Interface dataset entries:

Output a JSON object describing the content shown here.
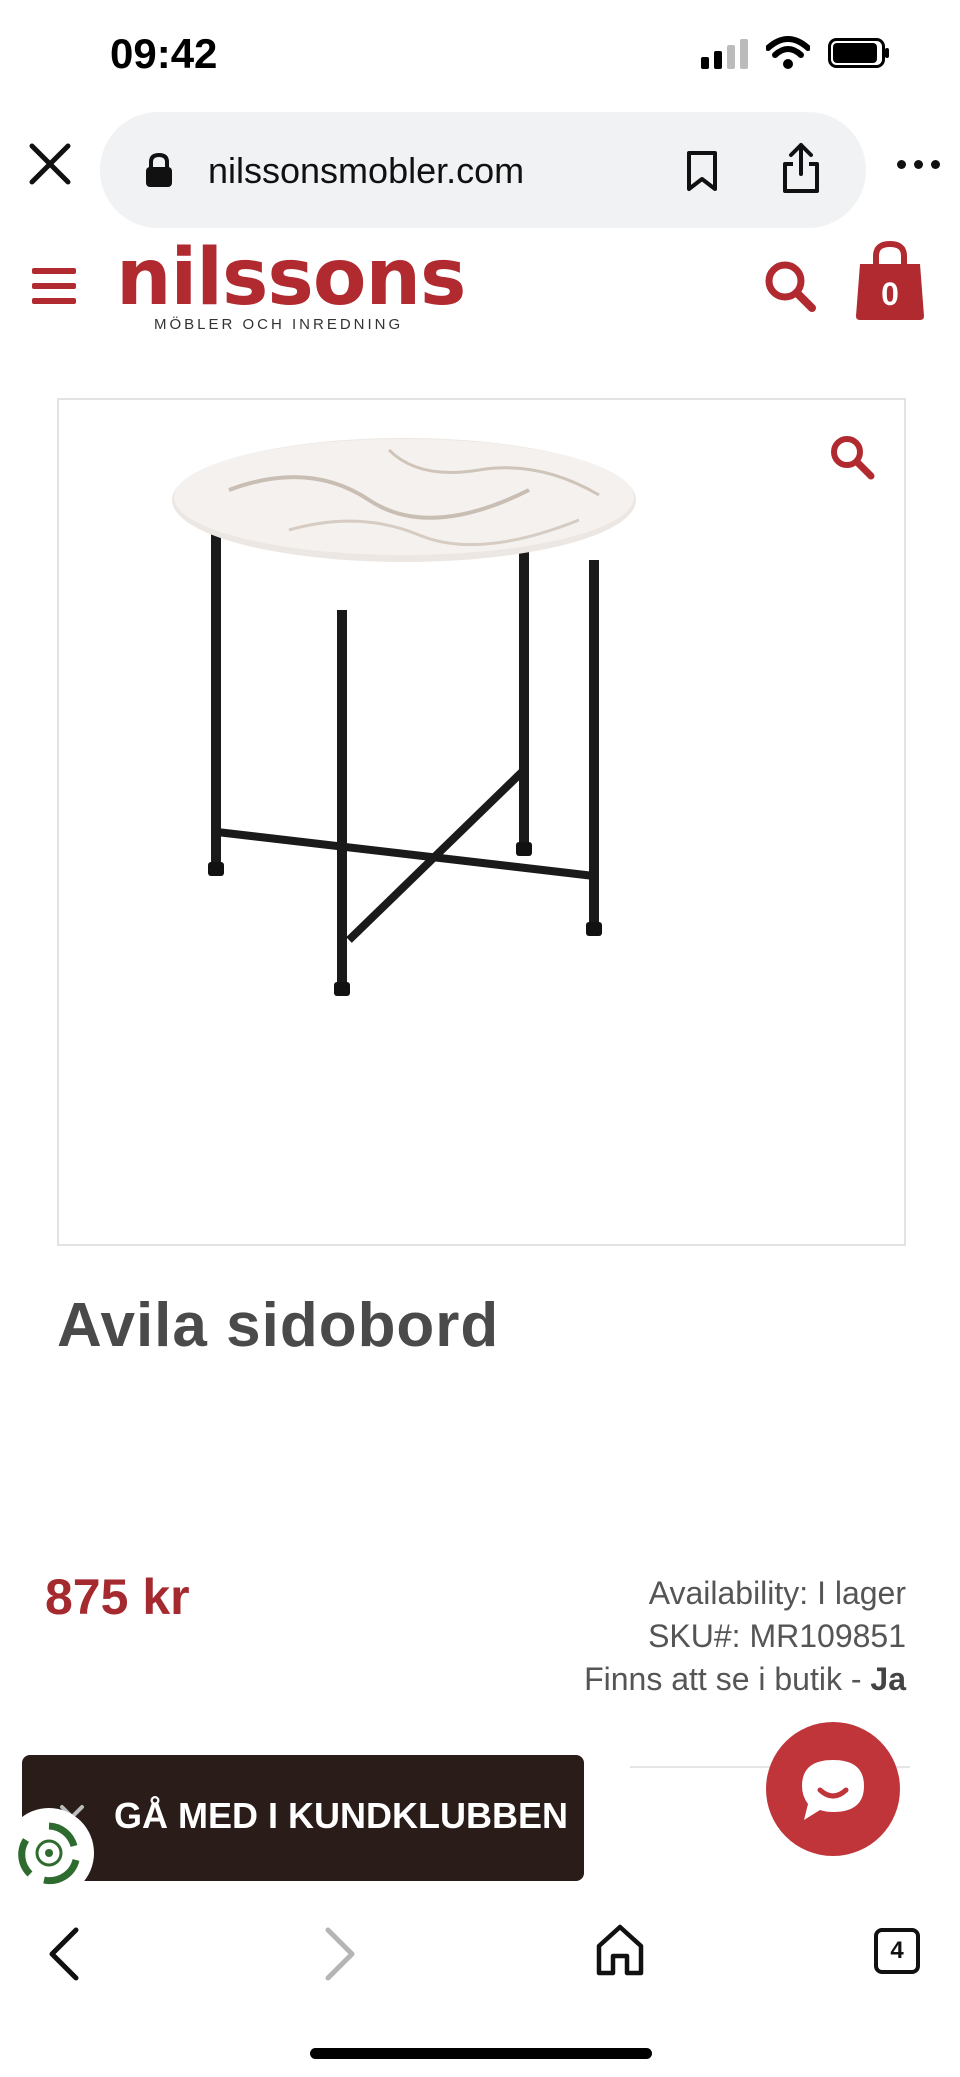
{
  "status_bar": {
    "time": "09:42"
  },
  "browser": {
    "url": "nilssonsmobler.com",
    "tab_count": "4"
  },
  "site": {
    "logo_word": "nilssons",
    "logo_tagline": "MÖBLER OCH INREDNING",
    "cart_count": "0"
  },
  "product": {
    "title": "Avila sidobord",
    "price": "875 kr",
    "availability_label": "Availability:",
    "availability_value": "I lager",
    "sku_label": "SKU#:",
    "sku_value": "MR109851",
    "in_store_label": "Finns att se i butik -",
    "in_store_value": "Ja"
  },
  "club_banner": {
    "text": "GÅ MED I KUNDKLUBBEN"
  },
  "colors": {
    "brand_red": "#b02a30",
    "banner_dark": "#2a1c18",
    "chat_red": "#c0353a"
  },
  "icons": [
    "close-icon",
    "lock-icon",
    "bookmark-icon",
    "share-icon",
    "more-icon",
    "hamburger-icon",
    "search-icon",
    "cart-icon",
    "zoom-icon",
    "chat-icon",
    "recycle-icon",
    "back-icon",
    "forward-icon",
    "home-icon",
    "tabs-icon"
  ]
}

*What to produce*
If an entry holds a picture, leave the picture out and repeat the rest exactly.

*Response to this exercise*
Output a JSON object describing the content shown here.
{
  "status_bar": {
    "time": "09:42"
  },
  "browser": {
    "url": "nilssonsmobler.com",
    "tab_count": "4"
  },
  "site": {
    "logo_word": "nilssons",
    "logo_tagline": "MÖBLER OCH INREDNING",
    "cart_count": "0"
  },
  "product": {
    "title": "Avila sidobord",
    "price": "875 kr",
    "availability_label": "Availability:",
    "availability_value": "I lager",
    "sku_label": "SKU#:",
    "sku_value": "MR109851",
    "in_store_label": "Finns att se i butik -",
    "in_store_value": "Ja"
  },
  "club_banner": {
    "text": "GÅ MED I KUNDKLUBBEN"
  },
  "colors": {
    "brand_red": "#b02a30",
    "banner_dark": "#2a1c18",
    "chat_red": "#c0353a"
  },
  "icons": [
    "close-icon",
    "lock-icon",
    "bookmark-icon",
    "share-icon",
    "more-icon",
    "hamburger-icon",
    "search-icon",
    "cart-icon",
    "zoom-icon",
    "chat-icon",
    "recycle-icon",
    "back-icon",
    "forward-icon",
    "home-icon",
    "tabs-icon"
  ]
}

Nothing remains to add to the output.